In 2009, Alabama increased its prison population to over 31,000 people. That same period saw the state prison population nationwide decline for the first time in nearly 28 years as states implemented new technology and parole reforms to reduce reliance on incarceration in the face of crippling costs.
Alabama’s prison population expanded in 2009 by 3.5%, to 31,561. Hundreds of people are incarcerated in Alabama prisons for minor, nonviolent crimes like writing a bad check and simple possession of marijuana.
The Alabama Department of Corrections reports that 34% of the nearly 12,000 people entering the state’s prisons in 2008 are drug offenders. Alabama Chief Justice Sue Bell Cobb called on Alabama prosecutors to send these nonviolent offenders to drug courts instead of prison. Investing in treatment and diversion programs paid off in a big way for Texas, which saved nearly $2 billion in new prison construction and operations costs.
Across the country, according to the Public Safety Performance Project of the Pew Center on the States, the number of state prisoners declined by nearly 6000 people in 2009. Twenty-seven states reduced their number of inmates by adopting policies to “effectively reduce their prison populations, and save public funds, without sacrificing public safety.”
States succeeded in reducing inmate populations in part by ending the practice of returning low-risk parolees to prison for technical parole violations. Re-incarcerating people who have committed no new crime costs Alabama taxpayers millions of dollars each year.
A bill to limit re-incarceration for technical violations has been proposed and is pending in the Alabama Legislature.
Corrections costs have quadrupled in the past 20 years and today account for 1 of every 15 state general fund discretionary dollars. Alabama officials, facing severe overcrowding and budget shortfalls, want judges and prosecutors to actually use sentencing reforms adopted several years ago to help bring down the prison population.

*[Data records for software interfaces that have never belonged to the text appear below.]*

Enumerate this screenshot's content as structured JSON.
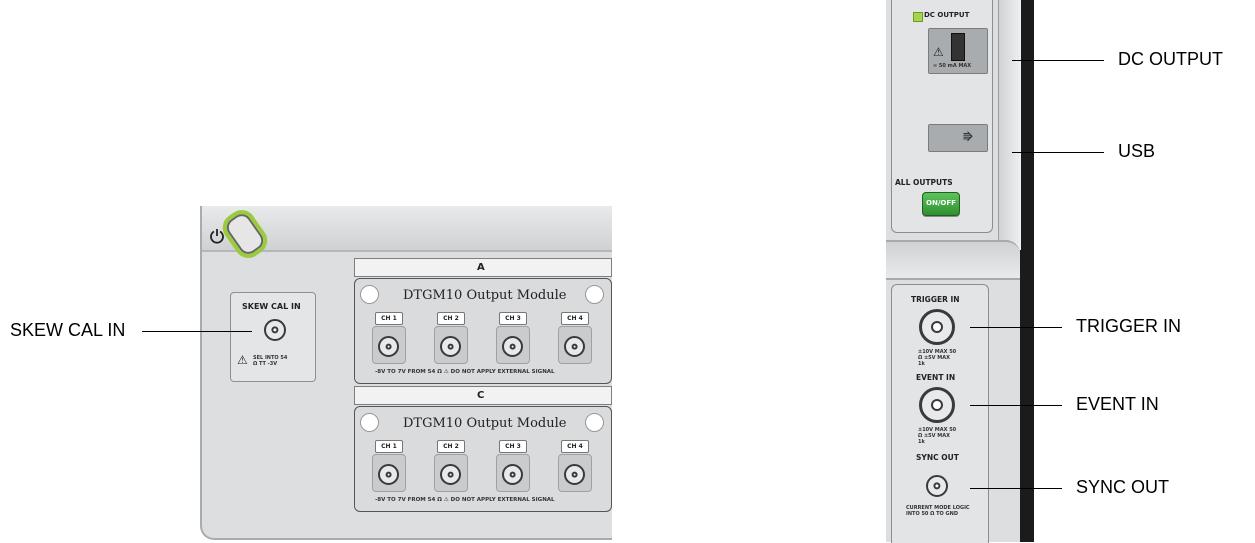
{
  "callouts": {
    "skew_cal_in": "SKEW CAL IN",
    "dc_output": "DC OUTPUT",
    "usb": "USB",
    "trigger_in": "TRIGGER IN",
    "event_in": "EVENT IN",
    "sync_out": "SYNC OUT"
  },
  "left_panel": {
    "skew_cal_label": "SKEW CAL IN",
    "skew_cal_warning": "SEL INTO 54 Ω TT -3V",
    "slot_a": {
      "slot_label": "A",
      "module_title": "DTGM10 Output Module",
      "channels": [
        "CH 1",
        "CH 2",
        "CH 3",
        "CH 4"
      ],
      "spec_text": "-8V TO 7V FROM 54 Ω  ⚠ DO NOT APPLY EXTERNAL SIGNAL"
    },
    "slot_c": {
      "slot_label": "C",
      "module_title": "DTGM10 Output Module",
      "channels": [
        "CH 1",
        "CH 2",
        "CH 3",
        "CH 4"
      ],
      "spec_text": "-8V TO 7V FROM 54 Ω  ⚠ DO NOT APPLY EXTERNAL SIGNAL"
    }
  },
  "right_panel": {
    "dc_output_label": "DC OUTPUT",
    "dc_output_spec": "≈ 50 mA MAX",
    "all_outputs_label": "ALL OUTPUTS",
    "on_off_button": "ON/OFF",
    "trigger_in_label": "TRIGGER IN",
    "trigger_in_spec": "±10V MAX 50 Ω ±5V MAX 1k",
    "event_in_label": "EVENT IN",
    "event_in_spec": "±10V MAX 50 Ω ±5V MAX 1k",
    "sync_out_label": "SYNC OUT",
    "sync_out_spec": "CURRENT MODE LOGIC INTO 50 Ω TO GND"
  },
  "colors": {
    "panel_gray": "#dcdedf",
    "panel_dark_edge": "#1b1b1b",
    "power_ring_green": "#9acb3c",
    "on_off_green": "#3aa43a",
    "dc_led_green": "#a6d44a"
  }
}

The Pew report found that, together with financial pressures, advances in supervision technology, such as GPS monitors, new treatment strategies that successfully reduce recidivism rates, and increases in public support for community corrections are working in many states to promote sentencing and parole reform and protect public safety.